◆ WHAT THE TASK REQUIRES ◆
Please reproduce every record exactly as written, leaving out the pictures.

Items from a dataset
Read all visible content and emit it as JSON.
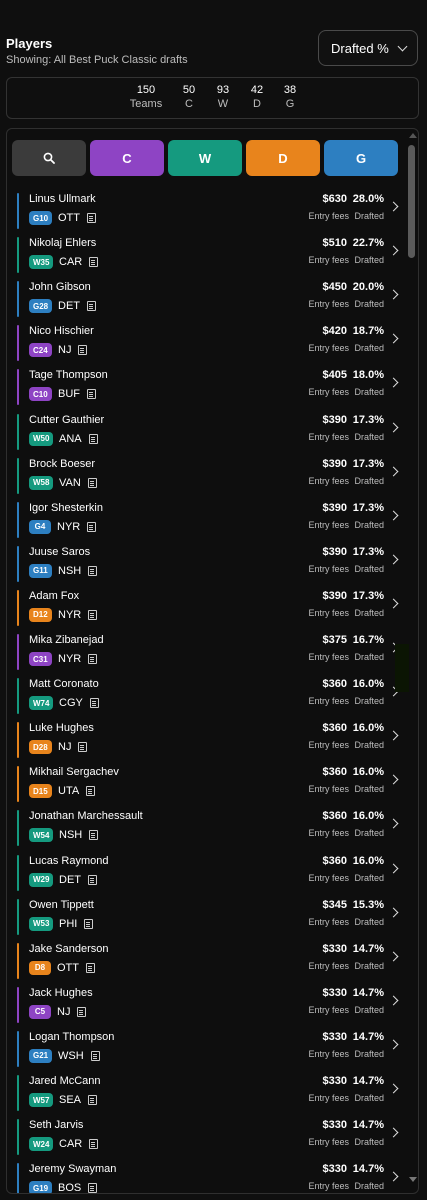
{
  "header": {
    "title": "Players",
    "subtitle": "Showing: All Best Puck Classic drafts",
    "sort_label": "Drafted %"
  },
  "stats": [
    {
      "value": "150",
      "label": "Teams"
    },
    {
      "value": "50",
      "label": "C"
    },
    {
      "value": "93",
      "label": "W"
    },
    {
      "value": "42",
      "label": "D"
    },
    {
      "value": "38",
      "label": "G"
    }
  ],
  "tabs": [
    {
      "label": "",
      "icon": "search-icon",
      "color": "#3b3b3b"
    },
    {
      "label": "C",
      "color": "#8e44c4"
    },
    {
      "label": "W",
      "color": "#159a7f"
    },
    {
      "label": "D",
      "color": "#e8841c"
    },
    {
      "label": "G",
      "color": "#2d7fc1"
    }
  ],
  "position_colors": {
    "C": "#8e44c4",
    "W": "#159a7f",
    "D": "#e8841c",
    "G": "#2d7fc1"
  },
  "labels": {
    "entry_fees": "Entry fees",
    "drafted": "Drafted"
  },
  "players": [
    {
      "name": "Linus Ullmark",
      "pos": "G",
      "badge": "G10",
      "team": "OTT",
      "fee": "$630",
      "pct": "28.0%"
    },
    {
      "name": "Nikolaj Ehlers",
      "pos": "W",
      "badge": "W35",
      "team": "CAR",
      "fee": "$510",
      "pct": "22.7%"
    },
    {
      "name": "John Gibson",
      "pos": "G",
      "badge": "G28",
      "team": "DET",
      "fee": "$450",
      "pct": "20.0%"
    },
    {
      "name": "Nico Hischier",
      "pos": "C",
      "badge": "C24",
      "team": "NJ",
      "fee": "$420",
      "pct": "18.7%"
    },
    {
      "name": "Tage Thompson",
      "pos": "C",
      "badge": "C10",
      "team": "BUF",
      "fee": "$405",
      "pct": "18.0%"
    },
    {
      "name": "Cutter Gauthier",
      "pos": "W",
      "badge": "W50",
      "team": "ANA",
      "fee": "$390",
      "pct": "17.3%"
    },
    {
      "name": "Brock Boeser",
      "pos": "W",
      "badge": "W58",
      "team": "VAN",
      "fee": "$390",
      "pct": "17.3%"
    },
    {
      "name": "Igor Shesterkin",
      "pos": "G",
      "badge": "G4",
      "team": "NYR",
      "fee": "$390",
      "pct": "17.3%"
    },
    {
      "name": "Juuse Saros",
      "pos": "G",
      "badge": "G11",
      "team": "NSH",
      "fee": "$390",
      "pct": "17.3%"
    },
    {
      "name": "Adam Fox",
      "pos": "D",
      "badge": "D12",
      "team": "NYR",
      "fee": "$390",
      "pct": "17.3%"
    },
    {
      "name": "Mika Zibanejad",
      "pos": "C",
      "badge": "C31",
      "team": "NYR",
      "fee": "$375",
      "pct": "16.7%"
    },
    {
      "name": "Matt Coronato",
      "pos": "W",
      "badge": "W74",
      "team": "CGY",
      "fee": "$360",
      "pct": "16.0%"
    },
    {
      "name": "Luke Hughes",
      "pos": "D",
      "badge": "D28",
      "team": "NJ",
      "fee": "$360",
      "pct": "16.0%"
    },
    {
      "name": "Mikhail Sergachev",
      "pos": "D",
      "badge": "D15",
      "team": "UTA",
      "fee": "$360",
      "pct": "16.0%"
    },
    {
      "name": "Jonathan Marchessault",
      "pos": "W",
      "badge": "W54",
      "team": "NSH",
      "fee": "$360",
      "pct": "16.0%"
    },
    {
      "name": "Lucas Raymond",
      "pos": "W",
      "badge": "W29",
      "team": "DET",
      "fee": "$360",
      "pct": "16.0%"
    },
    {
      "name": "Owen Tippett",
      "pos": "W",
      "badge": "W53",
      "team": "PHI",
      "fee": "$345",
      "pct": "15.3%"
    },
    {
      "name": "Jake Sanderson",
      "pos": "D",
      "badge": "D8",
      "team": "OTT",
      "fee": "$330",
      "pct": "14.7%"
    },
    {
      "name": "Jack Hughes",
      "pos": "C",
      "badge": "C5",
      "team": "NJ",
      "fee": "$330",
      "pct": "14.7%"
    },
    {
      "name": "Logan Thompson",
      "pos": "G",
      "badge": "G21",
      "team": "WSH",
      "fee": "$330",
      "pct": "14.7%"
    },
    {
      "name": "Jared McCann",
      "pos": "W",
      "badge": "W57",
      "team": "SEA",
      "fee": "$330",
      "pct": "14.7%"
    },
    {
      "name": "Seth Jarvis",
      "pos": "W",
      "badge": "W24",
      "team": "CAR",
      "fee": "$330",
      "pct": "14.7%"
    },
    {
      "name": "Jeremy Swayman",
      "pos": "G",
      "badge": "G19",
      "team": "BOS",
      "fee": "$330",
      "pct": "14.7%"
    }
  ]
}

◆ WORKED SOLUTION ◆
Read all visible content and emit it as JSON.
{
  "header": {
    "title": "Players",
    "subtitle": "Showing: All Best Puck Classic drafts",
    "sort_label": "Drafted %"
  },
  "stats": [
    {
      "value": "150",
      "label": "Teams"
    },
    {
      "value": "50",
      "label": "C"
    },
    {
      "value": "93",
      "label": "W"
    },
    {
      "value": "42",
      "label": "D"
    },
    {
      "value": "38",
      "label": "G"
    }
  ],
  "tabs": [
    {
      "label": "",
      "icon": "search-icon",
      "color": "#3b3b3b"
    },
    {
      "label": "C",
      "color": "#8e44c4"
    },
    {
      "label": "W",
      "color": "#159a7f"
    },
    {
      "label": "D",
      "color": "#e8841c"
    },
    {
      "label": "G",
      "color": "#2d7fc1"
    }
  ],
  "position_colors": {
    "C": "#8e44c4",
    "W": "#159a7f",
    "D": "#e8841c",
    "G": "#2d7fc1"
  },
  "labels": {
    "entry_fees": "Entry fees",
    "drafted": "Drafted"
  },
  "players": [
    {
      "name": "Linus Ullmark",
      "pos": "G",
      "badge": "G10",
      "team": "OTT",
      "fee": "$630",
      "pct": "28.0%"
    },
    {
      "name": "Nikolaj Ehlers",
      "pos": "W",
      "badge": "W35",
      "team": "CAR",
      "fee": "$510",
      "pct": "22.7%"
    },
    {
      "name": "John Gibson",
      "pos": "G",
      "badge": "G28",
      "team": "DET",
      "fee": "$450",
      "pct": "20.0%"
    },
    {
      "name": "Nico Hischier",
      "pos": "C",
      "badge": "C24",
      "team": "NJ",
      "fee": "$420",
      "pct": "18.7%"
    },
    {
      "name": "Tage Thompson",
      "pos": "C",
      "badge": "C10",
      "team": "BUF",
      "fee": "$405",
      "pct": "18.0%"
    },
    {
      "name": "Cutter Gauthier",
      "pos": "W",
      "badge": "W50",
      "team": "ANA",
      "fee": "$390",
      "pct": "17.3%"
    },
    {
      "name": "Brock Boeser",
      "pos": "W",
      "badge": "W58",
      "team": "VAN",
      "fee": "$390",
      "pct": "17.3%"
    },
    {
      "name": "Igor Shesterkin",
      "pos": "G",
      "badge": "G4",
      "team": "NYR",
      "fee": "$390",
      "pct": "17.3%"
    },
    {
      "name": "Juuse Saros",
      "pos": "G",
      "badge": "G11",
      "team": "NSH",
      "fee": "$390",
      "pct": "17.3%"
    },
    {
      "name": "Adam Fox",
      "pos": "D",
      "badge": "D12",
      "team": "NYR",
      "fee": "$390",
      "pct": "17.3%"
    },
    {
      "name": "Mika Zibanejad",
      "pos": "C",
      "badge": "C31",
      "team": "NYR",
      "fee": "$375",
      "pct": "16.7%"
    },
    {
      "name": "Matt Coronato",
      "pos": "W",
      "badge": "W74",
      "team": "CGY",
      "fee": "$360",
      "pct": "16.0%"
    },
    {
      "name": "Luke Hughes",
      "pos": "D",
      "badge": "D28",
      "team": "NJ",
      "fee": "$360",
      "pct": "16.0%"
    },
    {
      "name": "Mikhail Sergachev",
      "pos": "D",
      "badge": "D15",
      "team": "UTA",
      "fee": "$360",
      "pct": "16.0%"
    },
    {
      "name": "Jonathan Marchessault",
      "pos": "W",
      "badge": "W54",
      "team": "NSH",
      "fee": "$360",
      "pct": "16.0%"
    },
    {
      "name": "Lucas Raymond",
      "pos": "W",
      "badge": "W29",
      "team": "DET",
      "fee": "$360",
      "pct": "16.0%"
    },
    {
      "name": "Owen Tippett",
      "pos": "W",
      "badge": "W53",
      "team": "PHI",
      "fee": "$345",
      "pct": "15.3%"
    },
    {
      "name": "Jake Sanderson",
      "pos": "D",
      "badge": "D8",
      "team": "OTT",
      "fee": "$330",
      "pct": "14.7%"
    },
    {
      "name": "Jack Hughes",
      "pos": "C",
      "badge": "C5",
      "team": "NJ",
      "fee": "$330",
      "pct": "14.7%"
    },
    {
      "name": "Logan Thompson",
      "pos": "G",
      "badge": "G21",
      "team": "WSH",
      "fee": "$330",
      "pct": "14.7%"
    },
    {
      "name": "Jared McCann",
      "pos": "W",
      "badge": "W57",
      "team": "SEA",
      "fee": "$330",
      "pct": "14.7%"
    },
    {
      "name": "Seth Jarvis",
      "pos": "W",
      "badge": "W24",
      "team": "CAR",
      "fee": "$330",
      "pct": "14.7%"
    },
    {
      "name": "Jeremy Swayman",
      "pos": "G",
      "badge": "G19",
      "team": "BOS",
      "fee": "$330",
      "pct": "14.7%"
    }
  ]
}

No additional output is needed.